Myanmar shadow gov’t welcomes Asean call to end violence
YANGON — Myanmar’s shadow government of ousted lawmakers has welcomed a call by Southeast Asian leaders for an end to “military violence” after their crisis talks in Jakarta with junta leader Min Aung Hlaing.
The general attended a high-level summit Saturday with leaders from the 10-country Association of Southeast Asian Nations (Asean) to discuss Myanmar’s mounting crisis.
Since the military ousted civilian leader Aung San Suu Kyi in a February 1 coup, Myanmar has been in an uproar — with near-daily protests and a nationwide boycott of work in all sectors of society staged to demand a return to democracy.
Security forces have deployed live ammunition to quell the uprising, killing more than 740 people in brutal crackdowns, according to local monitoring group Assistance Association for Political Prisoners (AAPP).
But the Asean meeting produced a consensus that there would be “an immediate cessation of violence in Myanmar”, said a statement released by the bloc Saturday night.
Asean will also have a special envoy to “facilitate mediation” between all parties, and this representative will be able to travel to Myanmar.
A spokesperson from a shadow government of ousted lawmakers — many of whom are from Suu Kyi’s National League for Democracy party — on Saturday welcomed the call for an end to violence in Myanmar as “encouraging news”.
“This is what the National Unity Government has been calling for,” said the NUG’s minister of international cooperation known as Dr Sasa, who is currently in hiding with the rest of his fellow lawmakers.
“We eagerly await the engagement by the (Asean) secretary general… we look forward to firm action by Asean to follow up its decisions and restore our democracy and freedom for our people and for the region.”
The lawmakers of the NUG are currently wanted for high treason by the junta.
‘Will the killing stop?’
As Myanmar nears three months under the military regime, escalating violence by its security forces — especially in urban centers — has pushed protesters and prominent activists into hiding.
The junta has also throttled communications across the country, imposing a nightly internet shutdown for 70 consecutive days and restricting mobile data to a mere trickle — shunting the nation into an information blackout.
On Saturday, as Min Aung Hlaing attended the meeting with Asean leaders and foreign ministers in Jakarta, soldiers and police fired on protesters near Myanmar’s capital Naypyidaw.
One 50-year-old protester was held by the police and shot dead by a soldier, an eyewitness told AFP.
The number of detainees climbed to 3,389 on Saturday, according to AAPP.
While Asean leaders said they “heard calls for the release of all political prisoners”, a commitment to free them was not included in their consensus statement.
UN Special Rapporteur on Myanmar, Tom Andrews, said it remains to be seen how effective the bloc’s engagement will be.
“The result of the Asean Summit will be found in Myanmar, not (in) a document,” Andrews tweeted Sunday.
“Will the killing stop?

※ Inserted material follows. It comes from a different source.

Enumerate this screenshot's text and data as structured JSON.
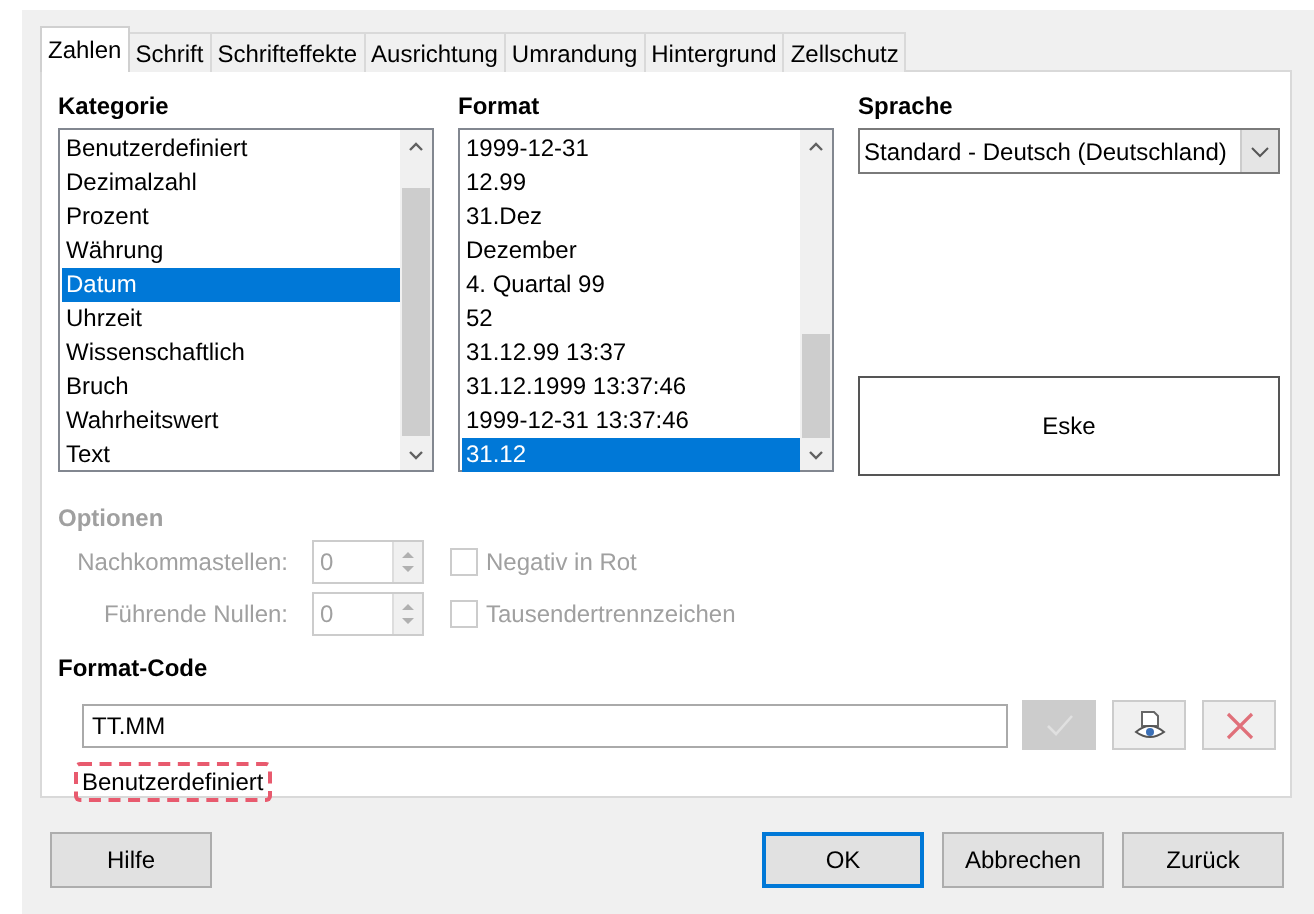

Will the terrorizing of neighborhoods end? Will the thousands abducted be released? Will impunity persist?”
Andrews added that he was “anxious” to work with Asean’s special envoy.
The junta has justified its power seizure as a means to protect democracy, alleging electoral fraud in November elections which Suu Kyi’s party had won in a landslide.